# Light Pressure

##### 4 minutes • 752 words

The doctrines peculiar to Maxwell are the existence of:

- displacement-currents, and
- electromagnetic vibrations identical with light

Faraday [62] studied the curvature of lines of force in electrostatic fields. He had noticed a tendency of adjacent lines to repel each other, as if each tube of force were inherently disposed to distend laterally.

In addition to this repellent or diverging force in the transverse direction, he supposed an attractive or contractile force to be exerted at right angles to it in the direction of the lines of force.

Maxwell was fully persuaded of the existence of these pressures and tensions.

- He created analytical expressions suitable to represent them.

The tension along the lines of force must be supposed to maintain the ponderomotive force which acts on the conductor on which the lines of force terminate.

It may therefore be measured by the force which is exerted on unit area of the conductor, i.e., εE2/8πc2 or DE.

The pressure at right angles to the lines of force must then be determined so as to satisfy the condition that the aether is to be in equilibrium.

Consider a thin shell of aether included between two equipotential surfaces.

The equilibrium of the portion of this shell which is intercepted by a tube of force: requires (as in the theory of the equilibrium of liquid films), that the resultant force per unit area due to the abovementioned normal tensions on its two faces shall have the value T(1/ρ1 + 1/ρ2), where ρ1 and ρ2 denote the principal radii of curvature of the shell at the place.

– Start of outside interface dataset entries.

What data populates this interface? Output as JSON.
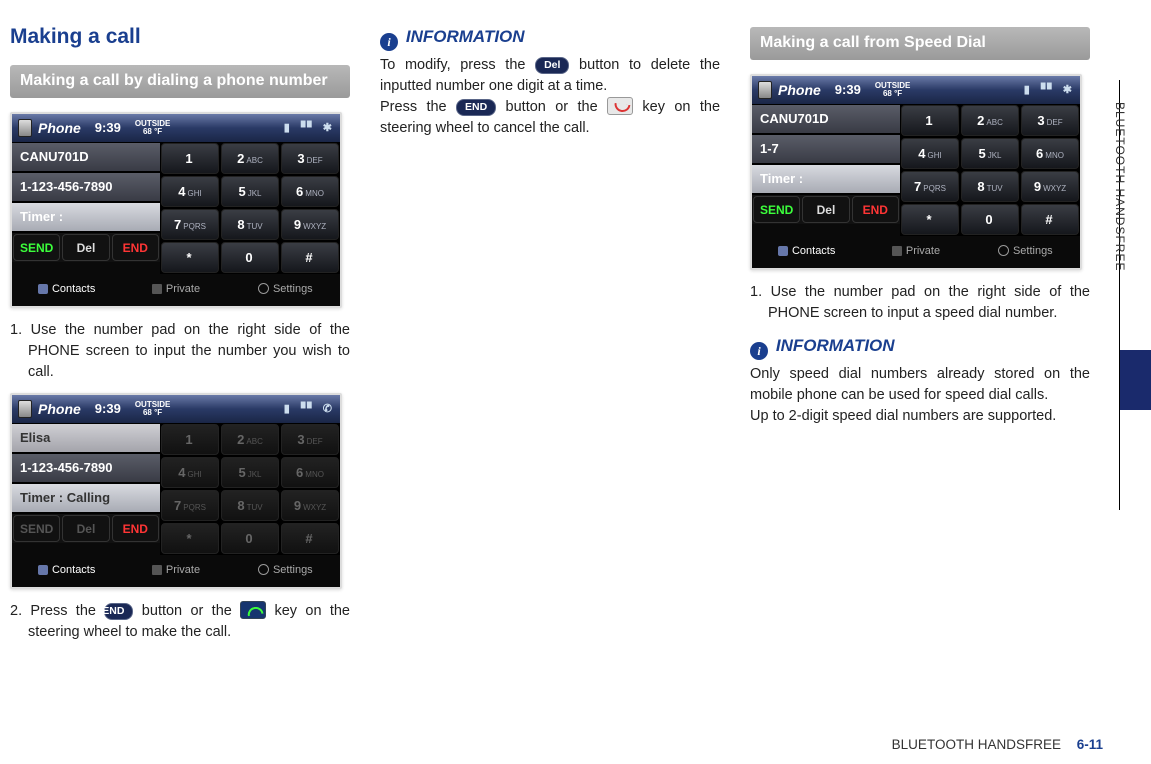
{
  "title": "Making a call",
  "section1_heading": "Making a call by dialing a phone number",
  "section2_heading": "Making a call from Speed Dial",
  "phone_ui": {
    "title": "Phone",
    "time": "9:39",
    "temp_label": "OUTSIDE",
    "temp_value": "68 °F",
    "device_name": "CANU701D",
    "dialed_number": "1-123-456-7890",
    "speed_dial_number": "1-7",
    "contact_name": "Elisa",
    "timer_label": "Timer :",
    "timer_calling": "Timer : Calling",
    "send": "SEND",
    "del": "Del",
    "end": "END",
    "keys": [
      [
        "1",
        "",
        "2",
        "ABC",
        "3",
        "DEF"
      ],
      [
        "4",
        "GHI",
        "5",
        "JKL",
        "6",
        "MNO"
      ],
      [
        "7",
        "PQRS",
        "8",
        "TUV",
        "9",
        "WXYZ"
      ],
      [
        "*",
        "",
        "0",
        "",
        "#",
        ""
      ]
    ],
    "tabs": {
      "contacts": "Contacts",
      "private": "Private",
      "settings": "Settings"
    }
  },
  "col1": {
    "step1": "1. Use the number pad on the right side of the PHONE screen to input the number you wish to call.",
    "step2a": "2. Press the ",
    "step2b": " button or the  ",
    "step2c": " key on the steering wheel to make the call.",
    "send_btn": "SEND"
  },
  "col2": {
    "info_heading": "INFORMATION",
    "line1a": "To modify, press the ",
    "line1b": " button to delete the inputted number one digit at a time.",
    "line2a": "Press the ",
    "line2b": " button or the ",
    "line2c": " key on the steering wheel to cancel the call.",
    "del_btn": "Del",
    "end_btn": "END"
  },
  "col3": {
    "step1": "1. Use the number pad on the right side of the PHONE screen to input a speed dial num­ber.",
    "info_heading": "INFORMATION",
    "info_text1": "Only speed dial numbers already stored on the mobile phone can be used for speed dial calls.",
    "info_text2": "Up to 2-digit speed dial numbers are suppor­ted."
  },
  "side_label": "BLUETOOTH HANDSFREE",
  "footer_label": "BLUETOOTH HANDSFREE",
  "footer_page": "6-11"
}
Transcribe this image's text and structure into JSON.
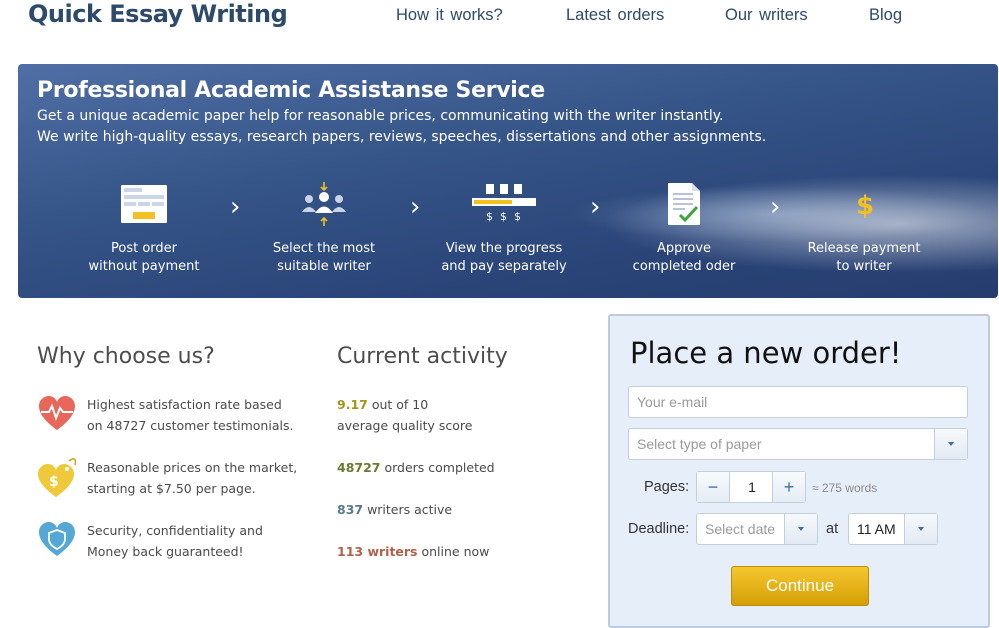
{
  "header": {
    "logo": "Quick Essay Writing",
    "nav": [
      "How  it  works?",
      "Latest  orders",
      "Our  writers",
      "Blog"
    ]
  },
  "hero": {
    "title": "Professional Academic Assistanse Service",
    "line1": "Get a unique academic paper help for reasonable prices, communicating with the writer instantly.",
    "line2": "We write high-quality essays, research papers, reviews, speeches, dissertations and other assignments.",
    "steps": [
      {
        "line1": "Post order",
        "line2": "without payment",
        "icon": "order-form-icon"
      },
      {
        "line1": "Select the most",
        "line2": "suitable writer",
        "icon": "writers-group-icon"
      },
      {
        "line1": "View the progress",
        "line2": "and pay separately",
        "icon": "progress-payment-icon"
      },
      {
        "line1": "Approve",
        "line2": "completed oder",
        "icon": "approved-document-icon"
      },
      {
        "line1": "Release payment",
        "line2": "to writer",
        "icon": "dollar-icon"
      }
    ],
    "arrow": "›"
  },
  "why": {
    "title": "Why choose us?",
    "items": [
      {
        "line1": "Highest satisfaction rate based",
        "line2": "on 48727 customer testimonials.",
        "icon": "heart-pulse-icon"
      },
      {
        "line1": "Reasonable prices on the market,",
        "line2": "starting at $7.50 per page.",
        "icon": "heart-price-tag-icon"
      },
      {
        "line1": "Security, confidentiality and",
        "line2": "Money back guaranteed!",
        "icon": "heart-shield-icon"
      }
    ]
  },
  "activity": {
    "title": "Current activity",
    "score_value": "9.17",
    "score_suffix": " out of 10",
    "score_line2": "average quality score",
    "orders_value": "48727",
    "orders_suffix": " orders completed",
    "writers_value": "837",
    "writers_suffix": " writers active",
    "online_value": "113 writers",
    "online_suffix": " online now"
  },
  "order": {
    "title": "Place a new order!",
    "email_placeholder": "Your e-mail",
    "paper_placeholder": "Select type of paper",
    "pages_label": "Pages:",
    "pages_value": "1",
    "minus": "−",
    "plus": "+",
    "words": "≈ 275 words",
    "deadline_label": "Deadline:",
    "date_placeholder": "Select date",
    "at_label": "at",
    "time_value": "11 AM",
    "continue_label": "Continue"
  },
  "colors": {
    "brand": "#2d4a6a",
    "hero_blue": "#355487",
    "continue": "#e0ad12",
    "form_bg": "#e6eef9"
  }
}
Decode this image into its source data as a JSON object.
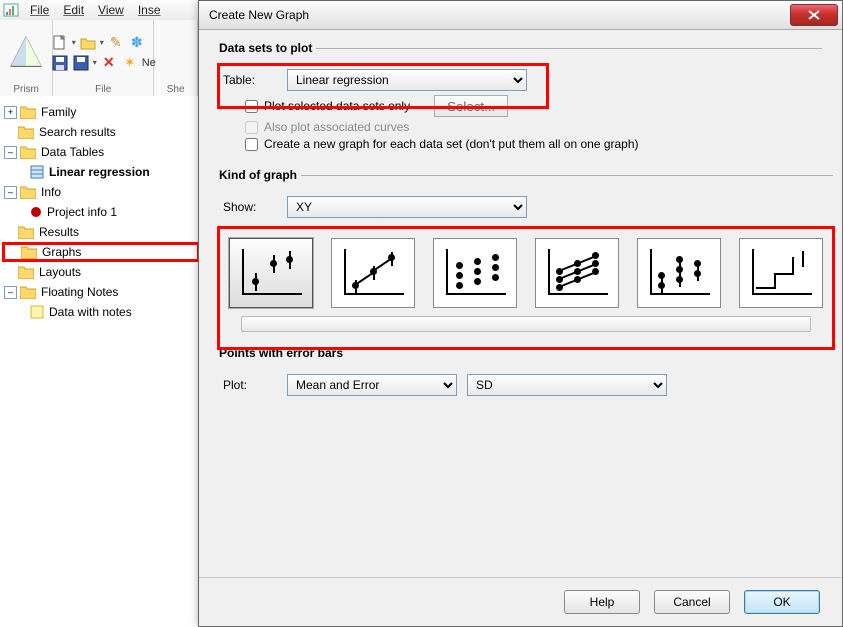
{
  "menu": {
    "file": "File",
    "edit": "Edit",
    "view": "View",
    "insert": "Inse"
  },
  "ribbon": {
    "groups": {
      "prism": "Prism",
      "file": "File",
      "sheet": "She"
    },
    "new_tip": "Ne"
  },
  "tree": {
    "family": "Family",
    "search": "Search results",
    "data_tables": "Data Tables",
    "linreg": "Linear regression",
    "info": "Info",
    "project_info": "Project info 1",
    "results": "Results",
    "graphs": "Graphs",
    "layouts": "Layouts",
    "floating": "Floating Notes",
    "data_notes": "Data with notes"
  },
  "dialog": {
    "title": "Create New Graph",
    "sections": {
      "datasets": "Data sets to plot",
      "kind": "Kind of graph",
      "points": "Points with error bars"
    },
    "labels": {
      "table": "Table:",
      "show": "Show:",
      "plot": "Plot:"
    },
    "table_sel": "Linear regression",
    "plot_selected": "Plot selected data sets only",
    "select_btn": "Select...",
    "also_assoc": "Also plot associated curves",
    "new_each": "Create a new graph for each data set (don't put them all on one graph)",
    "show_sel": "XY",
    "plot_sel": "Mean and Error",
    "err_sel": "SD",
    "buttons": {
      "help": "Help",
      "cancel": "Cancel",
      "ok": "OK"
    }
  }
}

Where T denotes. the lateral stress across unit length of the surface of the shell, I being analogous to the surface-tension of a liquid film.

If `t`

denotes the thickness of the shell, the area intercepted on the second face by the tube of force bears to the area intercepted on the first face the ratio (ρ1 + t) (ρ2 + t)/ρ1ρ2; and by the fundamental property of tubes of force, D and E vary inversely as the cross-section of the tube, so the total force on the second face will bear to that on the first face the ratio

ρ1ρ2/(ρ1 + t) (ρ2 + t),

or approximately

(1 - t/ρ1 - tρ2);

the resultant force per unit area along the outward normal is

…

therefore

…

and so we have

…

or the pressure at right angles to the lines of force is

…

DE per unit area—that is, it is numerically equal to the tension along the lines of force.

The principal stresses in the medium being thus determined, it readily follows that the stress across any plane, to which the unit vector N is normal, is

…

Maxwell obtained[63] a similar formula for the case of magnetic fields.

The pouderomotive forces on magnetized matter and on conductors carrying currents may be accounted for by assuming a stress in the medium, the stress across the plane N being represented by the vector

…

This, like the corresponding electrostatic formula, represents a tension across planes perpendicular to the lines of force, and a pressure across planes parallel to them.

Maxwell made no distinction between stress in the material dielectric and stress in the aether. As long as material bodies when displaced carry the contained aether along with them, then no distinction was possible.

Maxwell’s theory was modified many years afterwards by his followers.

Stresses corresponding to those introduced by Maxwell were assigned to the aether, as distinct from ponderable matter. It was assumed that the only stresses set up in material bodies by the electromagnetic field are produced indirectly.

They may be calculated by the methods of the theory of elasticity, from & knowledge of the ponderomotive forces exerted on the electric charges connected with the bodies.

Maxwell’s theory considered the question of stress in the medium from the purely statical point of view.

He determined the stress so that it might produce the required forces on ponderable bodies, and be self-equilibrating in free aether.

But[64] if the electric and magnetic phenomena are really kinetic in their nature and not static, then the stress or pressure need not be self-equilibrating.

This is illustrated by reference to the hydrodynamical models of the aether in which perforated solids are immersed in a moving liquid.

The ponderomotive forces exerted on the solids by the liquid correspond to those which act on conductors carrying currents in a magnetic field, and yet there is no stress in the medium beyond the pressure of the liquid.